On the other hand, Average Pooling returns the average of all the values from the portion of the image covered by the Kernel. Average Pooling simply performs dimensionality reduction as a noise suppressing mechanism. Hence, we can say that Max Pooling performs a lot better than Average Pooling.
Limitations of CNNs
Despite the power and resource complexity of CNNs, they provide in-depth results. At the root of it all, it is just recognizing patterns and details that are so minute and inconspicuous that it goes unnoticed to the human eye. But when it comes to understanding the contents of an image it fails.
Let’s take a look at this example. When we pass the below image to a CNN it detects a person in their mid-30s and a child probably around 10 years. But when we look at the same image we start thinking of multiple different scenarios. Maybe it’s a father and son day out, a picnic or maybe they are camping. Maybe it is a school ground and the child scored a goal and his dad is happy so he lifts him.
These limitations are more than evident when it comes to practical applications. For example, CNN’s were widely used to moderate content on social media. But despite the vast resources of images and videos that they were trained on it still isn’t able to completely block and remove inappropriate content. As it turns out it flagged a 30,000-year statue with nudity on Facebook.
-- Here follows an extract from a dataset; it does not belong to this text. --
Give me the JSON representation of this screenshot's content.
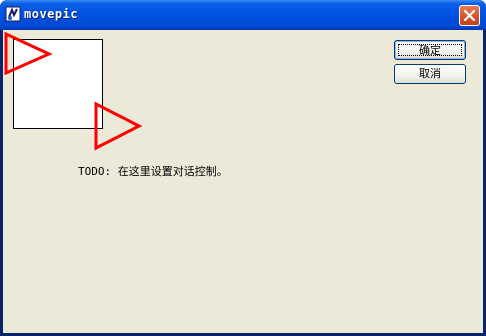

Several studies have shown that CNNs trained on ImageNet and other popular datasets fail to detect objects when they see them under different lighting conditions and from new angles.
Does this mean that CNNs are useless? Despite the limits of convolutional neural networks, however, there’s no denying that they have caused a revolution in artificial intelligence. Today, CNN’s are used in many computer vision applications such as facial recognition, image search, and editing, augmented reality, and more. As advances in ConvNets show, our achievements are remarkable and useful, but we are still very far from replicating the key components of human intelligence.
Frequently Asked Questions
A. In deep learning, a convolutional neural network (CNN/ConvNet) is a class of deep neural networks, most commonly applied to analyze visual imagery.
A. The main advantage of using CNNs is that they do not require human supervision for image classification and identifying important features in images.
A. A convolutional neural network (CNN) typically consists of three layers: a convolutional layer, a pooling layer, and a fully connected layer.
The media shown in this article are not owned by Analytics Vidhya and is used at the Author’s discretion.